Local News

  • Simpsonville Police Chief struck by car

     Simpsonville Police Chief Chip Minnis is facing a long road of recovery following an an incident that occurred Wednesday evening as hundreds of cars piled out of the Outlet Shoppes of the Bluegrass following The Boom! 4th of July celebration.

    Minnis, while directing traffic for because of the large turnout, was struck by a vehicle.

  • Marion Village finally gets trash contract

    Residents of Marian Village may soon see one persistent problem at the apartment complex solved.

    Multiple sources have confirmed that the apartment complex has contracted regular trash pickup service to remove the garbage piling up on the property.

    Shelbyville Code Enforcement officer Chris Brown confirmed that he has spoken to the apartment complex’s management, which said the complex has started paying for regular weekly trash pickup.

  • Teen hospitalized after accidental shooting

    A shooting occurred over the weekend that has left one injured teen in the hospital.

    According to a release sent to The Sentinel-News after press time Tuesday, the incident occurred Saturday afternoon when several teens were playing with a handgun.  The firearm accidentally discharged, shooting one of the teens in the abdomen.

  • State to close one lane on I-64 east between mm39 and 43 tonight

    The Kentucky Transportation Cabinet announced today that one lane would be closed on Interstate 64 eastbound in Shelby County from 7 to 11 p.m. today for maintenance.

    KYTC crews will be patching potholes on I-64 in the left lane from just east of the weigh station, mile marker 39, to the Waddy/Peytona exit, 43.

  • Golden Alert cancelled, missing woman found

    The 75-year-old Simpsonville resident who had been missing from her home since Wednesday afternoon has been found.

    Leoni Unzicker was found by a citizen on horseback Friday morning at the north end of Brooks Lane off U.S. 60, more than a mile from her home.

  • Police surround Lexington motel in search for murder suspect

    The Frankfort State Journal is reporting that Lexington Police have surrounded the Bryan Station Inn in a search for murder suspect Derek Garten.

    Franklin County Sheriff Pat Melton confirmed to The State Journal that the search was related to Garten, who is wanted in connection with the murder of Margaret Elizabeth “Meg” Smith.

    Police have evacuated the motel.

    On Thursday police had suspected that Garten was in the Shelby County area.

  • Moore named publisher at Kentucky Standard

    Sentinel-News Publisher Scott Moore has accepted the same position with The Kentucky Standard in Bardstown and will leave The Sentinel-News July 13th.

    “Working in Shelbyville and at The Sentinel-News for the last three years has been great,” Moore said. “I’ve really enjoyed getting to know the community and my time with the newspaper, but this was an opportunity I just couldn’t pass up.”

    The position of publisher with The Kentucky Standard also includes leading the Bardstown television station PLG-TV.

  • Simpsonville City Commission: New officer hire approved

    At the Simpsonville City Council’s regular meeting Monday evening, the commission voted to re-hire police officer Daniel Wills to the Simpsonville Police Department.

    Wills, who was initially hired to Simpsonville’s department in June 2015, left the department after less than a year to work in for the Franklin County Police Department.

    But now that Simpsonville has hazardous duty for police officers, Wills decided to apply for a position, and the council approve his hire him as the eighth city officer. 

  • Food worker has Hep A

    A food service worker from Huck’s gas station in Simpsonville has just been diagnosed with Hepatitis A.

    A press release from North Central District Health Department stated that an employee handled and cooked food from June 2-22 while ill.

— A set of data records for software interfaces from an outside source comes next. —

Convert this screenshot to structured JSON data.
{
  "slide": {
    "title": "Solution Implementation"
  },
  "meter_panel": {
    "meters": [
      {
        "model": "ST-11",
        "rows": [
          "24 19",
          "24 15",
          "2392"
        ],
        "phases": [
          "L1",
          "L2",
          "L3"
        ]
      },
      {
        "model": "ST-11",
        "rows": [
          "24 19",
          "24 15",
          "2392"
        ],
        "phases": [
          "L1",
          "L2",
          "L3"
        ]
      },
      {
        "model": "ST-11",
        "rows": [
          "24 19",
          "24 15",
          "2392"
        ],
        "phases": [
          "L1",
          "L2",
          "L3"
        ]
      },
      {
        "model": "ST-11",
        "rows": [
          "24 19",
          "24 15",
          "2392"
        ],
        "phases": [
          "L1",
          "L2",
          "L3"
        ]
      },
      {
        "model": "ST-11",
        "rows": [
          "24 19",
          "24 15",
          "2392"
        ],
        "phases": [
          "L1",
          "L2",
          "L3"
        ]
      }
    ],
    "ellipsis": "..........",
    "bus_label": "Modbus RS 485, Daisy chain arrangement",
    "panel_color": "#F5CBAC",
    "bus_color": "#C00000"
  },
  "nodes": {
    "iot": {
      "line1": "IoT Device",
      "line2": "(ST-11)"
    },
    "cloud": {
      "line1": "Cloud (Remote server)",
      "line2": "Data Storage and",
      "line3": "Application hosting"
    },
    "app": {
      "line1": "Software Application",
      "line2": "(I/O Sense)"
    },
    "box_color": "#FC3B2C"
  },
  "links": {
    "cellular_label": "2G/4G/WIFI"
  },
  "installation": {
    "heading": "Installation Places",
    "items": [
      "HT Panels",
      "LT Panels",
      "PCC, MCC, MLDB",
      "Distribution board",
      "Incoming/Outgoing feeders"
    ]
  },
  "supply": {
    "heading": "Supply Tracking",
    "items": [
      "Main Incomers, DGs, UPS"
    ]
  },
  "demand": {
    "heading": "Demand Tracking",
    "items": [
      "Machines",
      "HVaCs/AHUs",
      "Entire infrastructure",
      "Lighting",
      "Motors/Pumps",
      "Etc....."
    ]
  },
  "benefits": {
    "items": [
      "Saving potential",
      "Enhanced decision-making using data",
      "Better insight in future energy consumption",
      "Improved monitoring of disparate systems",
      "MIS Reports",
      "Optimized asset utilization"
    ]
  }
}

According to the health’s department Environmental Director, David Cammack, there have been 10 recent cases of Hep A around the county.

  • New milk contract will help farms

     Just shy of his family’s 100th anniversary in the dairy business, John Kalmey had decided to close up shop on his Shelby County farm.

    But then, Maury Cox, the executive director of the Kentucky Dairy Development Council, came to him with a ray of hope: a southern Ohio farmer-owned cooperative known as Scioto.

    “Working with them, they were able to find a market for the milk,” Cox said. “It has to travel or be hauled to West Virginia.”